## What needs to be done
Return every entry in full, with no alterations.
--- Recorded data Enclosed Below ---
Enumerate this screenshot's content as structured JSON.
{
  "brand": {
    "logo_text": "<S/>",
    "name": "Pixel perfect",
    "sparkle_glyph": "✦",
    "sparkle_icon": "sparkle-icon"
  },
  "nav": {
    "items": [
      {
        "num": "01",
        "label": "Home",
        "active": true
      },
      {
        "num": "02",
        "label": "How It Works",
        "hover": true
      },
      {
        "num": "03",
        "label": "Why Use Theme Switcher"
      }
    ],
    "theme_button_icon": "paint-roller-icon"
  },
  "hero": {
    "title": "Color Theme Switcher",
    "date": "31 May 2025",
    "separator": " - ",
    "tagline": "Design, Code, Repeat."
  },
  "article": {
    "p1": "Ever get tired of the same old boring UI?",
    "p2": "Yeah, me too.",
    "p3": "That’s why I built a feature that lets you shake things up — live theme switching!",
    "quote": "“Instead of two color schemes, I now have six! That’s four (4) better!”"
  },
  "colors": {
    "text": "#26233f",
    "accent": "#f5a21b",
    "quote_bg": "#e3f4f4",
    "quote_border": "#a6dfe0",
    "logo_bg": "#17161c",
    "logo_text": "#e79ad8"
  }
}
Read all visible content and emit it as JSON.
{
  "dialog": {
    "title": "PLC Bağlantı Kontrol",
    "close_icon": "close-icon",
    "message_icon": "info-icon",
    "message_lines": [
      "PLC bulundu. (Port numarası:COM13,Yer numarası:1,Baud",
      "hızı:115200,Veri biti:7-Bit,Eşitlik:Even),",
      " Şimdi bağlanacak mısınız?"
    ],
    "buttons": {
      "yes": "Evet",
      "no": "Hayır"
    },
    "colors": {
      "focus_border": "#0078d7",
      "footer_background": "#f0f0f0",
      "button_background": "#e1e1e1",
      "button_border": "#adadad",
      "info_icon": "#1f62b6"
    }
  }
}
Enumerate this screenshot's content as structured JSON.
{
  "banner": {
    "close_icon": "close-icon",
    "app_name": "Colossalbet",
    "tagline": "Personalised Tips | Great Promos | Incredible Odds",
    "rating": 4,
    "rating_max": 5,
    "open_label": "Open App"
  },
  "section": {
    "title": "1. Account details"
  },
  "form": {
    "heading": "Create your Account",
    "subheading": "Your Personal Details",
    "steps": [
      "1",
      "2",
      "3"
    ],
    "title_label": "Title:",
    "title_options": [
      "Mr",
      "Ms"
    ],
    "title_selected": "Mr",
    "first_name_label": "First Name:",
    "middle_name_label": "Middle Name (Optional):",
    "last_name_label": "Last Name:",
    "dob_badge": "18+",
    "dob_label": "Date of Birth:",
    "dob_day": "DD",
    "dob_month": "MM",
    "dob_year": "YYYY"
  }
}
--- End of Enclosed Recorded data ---
## Response below
Enumerate this screenshot's content as structured JSON.
{
  "brand": {
    "logo_text": "<S/>",
    "name": "Pixel perfect",
    "sparkle_glyph": "✦",
    "sparkle_icon": "sparkle-icon"
  },
  "nav": {
    "items": [
      {
        "num": "01",
        "label": "Home",
        "active": true
      },
      {
        "num": "02",
        "label": "How It Works",
        "hover": true
      },
      {
        "num": "03",
        "label": "Why Use Theme Switcher"
      }
    ],
    "theme_button_icon": "paint-roller-icon"
  },
  "hero": {
    "title": "Color Theme Switcher",
    "date": "31 May 2025",
    "separator": " - ",
    "tagline": "Design, Code, Repeat."
  },
  "article": {
    "p1": "Ever get tired of the same old boring UI?",
    "p2": "Yeah, me too.",
    "p3": "That’s why I built a feature that lets you shake things up — live theme switching!",
    "quote": "“Instead of two color schemes, I now have six! That’s four (4) better!”"
  },
  "colors": {
    "text": "#26233f",
    "accent": "#f5a21b",
    "quote_bg": "#e3f4f4",
    "quote_border": "#a6dfe0",
    "logo_bg": "#17161c",
    "logo_text": "#e79ad8"
  }
}
Read all visible content and emit it as JSON.
{
  "dialog": {
    "title": "PLC Bağlantı Kontrol",
    "close_icon": "close-icon",
    "message_icon": "info-icon",
    "message_lines": [
      "PLC bulundu. (Port numarası:COM13,Yer numarası:1,Baud",
      "hızı:115200,Veri biti:7-Bit,Eşitlik:Even),",
      " Şimdi bağlanacak mısınız?"
    ],
    "buttons": {
      "yes": "Evet",
      "no": "Hayır"
    },
    "colors": {
      "focus_border": "#0078d7",
      "footer_background": "#f0f0f0",
      "button_background": "#e1e1e1",
      "button_border": "#adadad",
      "info_icon": "#1f62b6"
    }
  }
}
Enumerate this screenshot's content as structured JSON.
{
  "banner": {
    "close_icon": "close-icon",
    "app_name": "Colossalbet",
    "tagline": "Personalised Tips | Great Promos | Incredible Odds",
    "rating": 4,
    "rating_max": 5,
    "open_label": "Open App"
  },
  "section": {
    "title": "1. Account details"
  },
  "form": {
    "heading": "Create your Account",
    "subheading": "Your Personal Details",
    "steps": [
      "1",
      "2",
      "3"
    ],
    "title_label": "Title:",
    "title_options": [
      "Mr",
      "Ms"
    ],
    "title_selected": "Mr",
    "first_name_label": "First Name:",
    "middle_name_label": "Middle Name (Optional):",
    "last_name_label": "Last Name:",
    "dob_badge": "18+",
    "dob_label": "Date of Birth:",
    "dob_day": "DD",
    "dob_month": "MM",
    "dob_year": "YYYY"
  }
}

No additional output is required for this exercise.